## Entries supplied
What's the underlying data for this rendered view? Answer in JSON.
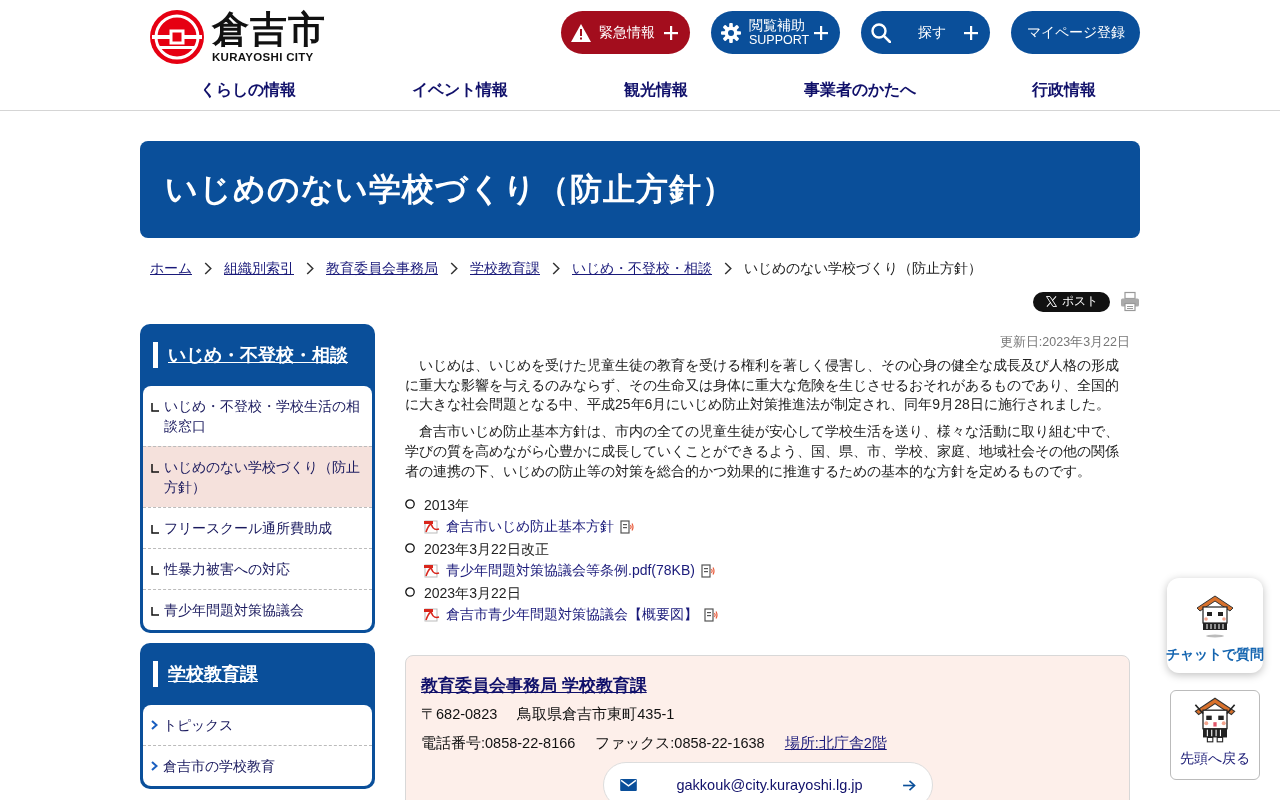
{
  "header": {
    "logo": {
      "name": "倉吉市",
      "romaji": "KURAYOSHI CITY"
    },
    "buttons": [
      {
        "kind": "emergency",
        "label": "緊急情報",
        "expandable": true
      },
      {
        "kind": "support",
        "label": "閲覧補助",
        "sublabel": "SUPPORT",
        "expandable": true
      },
      {
        "kind": "search",
        "label": "探す",
        "expandable": true
      },
      {
        "kind": "plain",
        "label": "マイページ登録",
        "expandable": false
      }
    ]
  },
  "nav": [
    "くらしの情報",
    "イベント情報",
    "観光情報",
    "事業者のかたへ",
    "行政情報"
  ],
  "page_title": "いじめのない学校づくり（防止方針）",
  "breadcrumb": [
    {
      "label": "ホーム",
      "current": false
    },
    {
      "label": "組織別索引",
      "current": false
    },
    {
      "label": "教育委員会事務局",
      "current": false
    },
    {
      "label": "学校教育課",
      "current": false
    },
    {
      "label": "いじめ・不登校・相談",
      "current": false
    },
    {
      "label": "いじめのない学校づくり（防止方針）",
      "current": true
    }
  ],
  "share": {
    "post_label": "ポスト"
  },
  "sidebar": [
    {
      "kind": "subpages",
      "title": "いじめ・不登校・相談",
      "items": [
        {
          "label": "いじめ・不登校・学校生活の相談窓口",
          "selected": false
        },
        {
          "label": "いじめのない学校づくり（防止方針）",
          "selected": true
        },
        {
          "label": "フリースクール通所費助成",
          "selected": false
        },
        {
          "label": "性暴力被害への対応",
          "selected": false
        },
        {
          "label": "青少年問題対策協議会",
          "selected": false
        }
      ]
    },
    {
      "kind": "links",
      "title": "学校教育課",
      "items": [
        {
          "label": "トピックス",
          "selected": false
        },
        {
          "label": "倉吉市の学校教育",
          "selected": false
        }
      ]
    }
  ],
  "content": {
    "updated": "更新日:2023年3月22日",
    "paragraphs": [
      "いじめは、いじめを受けた児童生徒の教育を受ける権利を著しく侵害し、その心身の健全な成長及び人格の形成に重大な影響を与えるのみならず、その生命又は身体に重大な危険を生じさせるおそれがあるものであり、全国的に大きな社会問題となる中、平成25年6月にいじめ防止対策推進法が制定され、同年9月28日に施行されました。",
      "倉吉市いじめ防止基本方針は、市内の全ての児童生徒が安心して学校生活を送り、様々な活動に取り組む中で、学びの質を高めながら心豊かに成長していくことができるよう、国、県、市、学校、家庭、地域社会その他の関係者の連携の下、いじめの防止等の対策を総合的かつ効果的に推進するための基本的な方針を定めるものです。"
    ],
    "documents": [
      {
        "date": "2013年",
        "file": "倉吉市いじめ防止基本方針"
      },
      {
        "date": "2023年3月22日改正",
        "file": "青少年問題対策協議会等条例.pdf(78KB)"
      },
      {
        "date": "2023年3月22日",
        "file": "倉吉市青少年問題対策協議会【概要図】"
      }
    ]
  },
  "contact": {
    "department": "教育委員会事務局 学校教育課",
    "postal": "〒682-0823",
    "address": "鳥取県倉吉市東町435-1",
    "phone": "電話番号:0858-22-8166",
    "fax": "ファックス:0858-22-1638",
    "location": "場所:北庁舎2階",
    "email": "gakkouk@city.kurayoshi.lg.jp"
  },
  "floating": {
    "chat_label": "チャットで質問",
    "top_label": "先頭へ戻る"
  }
}
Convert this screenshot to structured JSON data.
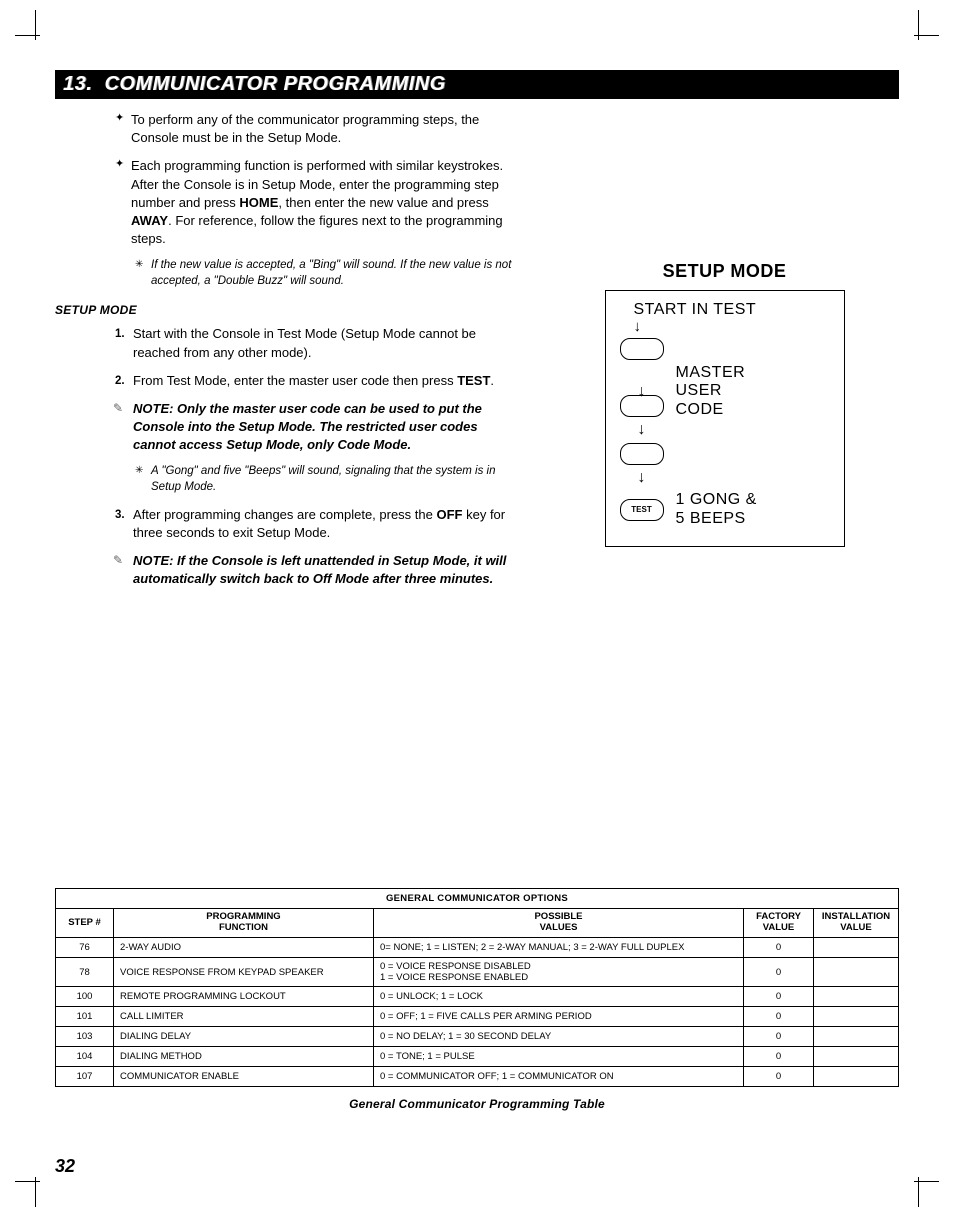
{
  "section": {
    "number": "13.",
    "title": "COMMUNICATOR PROGRAMMING"
  },
  "intro": {
    "b1": "To perform any of the communicator programming steps, the Console must be in the Setup Mode.",
    "b2_pre": "Each programming function is performed with similar keystrokes. After the Console is in Setup Mode, enter the programming step number and press ",
    "b2_kw1": "HOME",
    "b2_mid": ", then enter the new value and press ",
    "b2_kw2": "AWAY",
    "b2_post": ". For reference, follow the figures next to the programming steps.",
    "sub1": "If the new value is accepted, a \"Bing\" will sound. If the new value is not accepted, a \"Double Buzz\" will sound."
  },
  "setup": {
    "heading": "SETUP MODE",
    "s1": "Start with the Console in Test Mode (Setup Mode cannot be reached from any other mode).",
    "s2_pre": "From Test Mode, enter the master user code then press ",
    "s2_kw": "TEST",
    "s2_post": ".",
    "note1": "NOTE: Only the master user code can be used to put the Console into the Setup Mode. The restricted user codes cannot access Setup Mode, only Code Mode.",
    "sub2": "A \"Gong\" and five \"Beeps\" will sound, signaling that the system is in Setup Mode.",
    "s3_pre": "After programming changes are complete, press the ",
    "s3_kw": "OFF",
    "s3_post": " key for three seconds to exit Setup Mode.",
    "note2": "NOTE: If the Console is left unattended in Setup Mode, it will automatically switch back to Off Mode after three minutes."
  },
  "diagram": {
    "title": "SETUP MODE",
    "start": "START IN TEST",
    "master": "MASTER\nUSER\nCODE",
    "test_key": "TEST",
    "result": "1 GONG &\n5 BEEPS"
  },
  "table": {
    "title": "GENERAL COMMUNICATOR OPTIONS",
    "headers": {
      "step": "STEP #",
      "func": "PROGRAMMING\nFUNCTION",
      "vals": "POSSIBLE\nVALUES",
      "factory": "FACTORY\nVALUE",
      "install": "INSTALLATION\nVALUE"
    },
    "rows": [
      {
        "step": "76",
        "func": "2-WAY AUDIO",
        "vals": "0= NONE; 1 = LISTEN; 2 = 2-WAY MANUAL; 3 = 2-WAY FULL DUPLEX",
        "factory": "0",
        "install": ""
      },
      {
        "step": "78",
        "func": "VOICE RESPONSE FROM KEYPAD SPEAKER",
        "vals": "0 = VOICE RESPONSE DISABLED\n1 = VOICE RESPONSE ENABLED",
        "factory": "0",
        "install": ""
      },
      {
        "step": "100",
        "func": "REMOTE PROGRAMMING LOCKOUT",
        "vals": "0 = UNLOCK; 1 = LOCK",
        "factory": "0",
        "install": ""
      },
      {
        "step": "101",
        "func": "CALL LIMITER",
        "vals": "0 = OFF; 1 = FIVE CALLS PER ARMING PERIOD",
        "factory": "0",
        "install": ""
      },
      {
        "step": "103",
        "func": "DIALING DELAY",
        "vals": "0 = NO DELAY; 1 = 30 SECOND DELAY",
        "factory": "0",
        "install": ""
      },
      {
        "step": "104",
        "func": "DIALING METHOD",
        "vals": "0 = TONE; 1 = PULSE",
        "factory": "0",
        "install": ""
      },
      {
        "step": "107",
        "func": "COMMUNICATOR ENABLE",
        "vals": "0 = COMMUNICATOR OFF; 1 = COMMUNICATOR ON",
        "factory": "0",
        "install": ""
      }
    ],
    "caption": "General Communicator Programming Table"
  },
  "page": "32"
}
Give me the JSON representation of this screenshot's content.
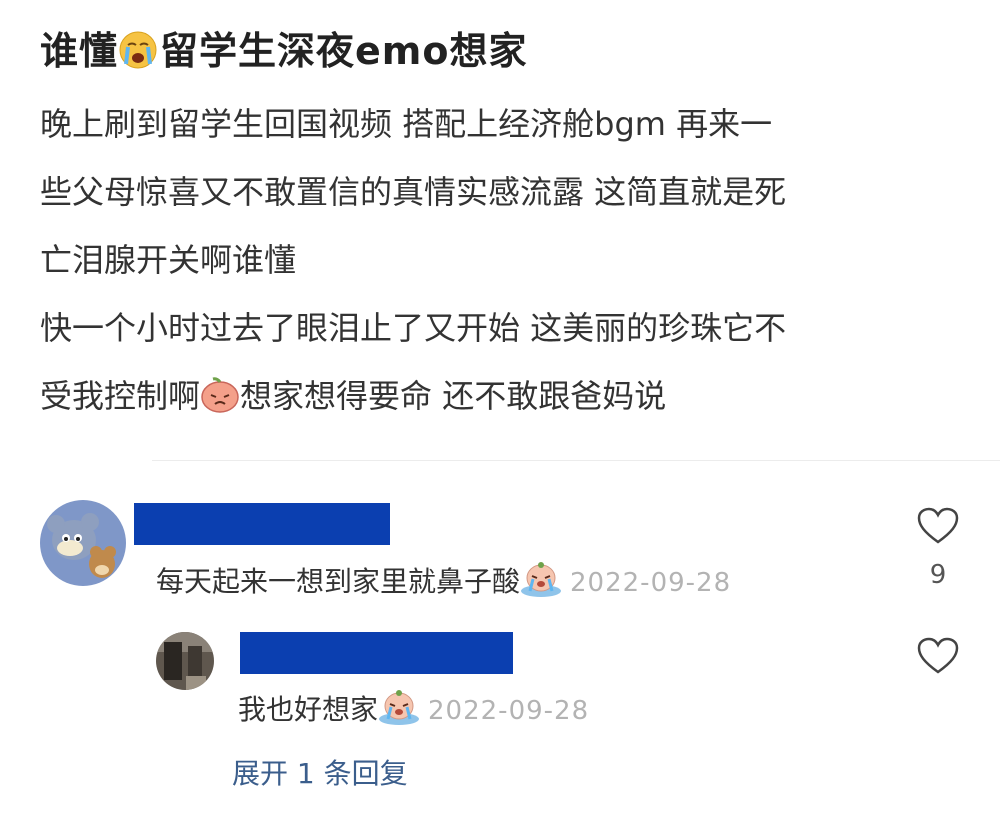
{
  "post": {
    "title_prefix": "谁懂",
    "title_emoji": "loudly-crying-emoji",
    "title_suffix": "留学生深夜emo想家",
    "body_lines": [
      "晚上刷到留学生回国视频 搭配上经济舱bgm 再来一",
      "些父母惊喜又不敢置信的真情实感流露 这简直就是死",
      "亡泪腺开关啊谁懂",
      "快一个小时过去了眼泪止了又开始 这美丽的珍珠它不"
    ],
    "last_line_before": "受我控制啊",
    "last_line_emoji": "sad-peach-emoji",
    "last_line_after": "想家想得要命 还不敢跟爸妈说"
  },
  "comments": [
    {
      "avatar": "cartoon-cat-mouse-avatar",
      "text": "每天起来一想到家里就鼻子酸",
      "emoji": "crying-baby-emoji",
      "date": "2022-09-28",
      "likes": "9"
    }
  ],
  "reply": {
    "avatar": "dark-photo-avatar",
    "text": "我也好想家",
    "emoji": "crying-baby-emoji",
    "date": "2022-09-28"
  },
  "expand_label": "展开 1 条回复",
  "colors": {
    "redaction": "#0b3fb0",
    "link": "#3b5e8c",
    "date": "#b3b3b3"
  }
}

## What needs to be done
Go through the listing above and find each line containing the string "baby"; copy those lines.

## Solved problem
      "emoji": "crying-baby-emoji",
    "emoji": "crying-baby-emoji",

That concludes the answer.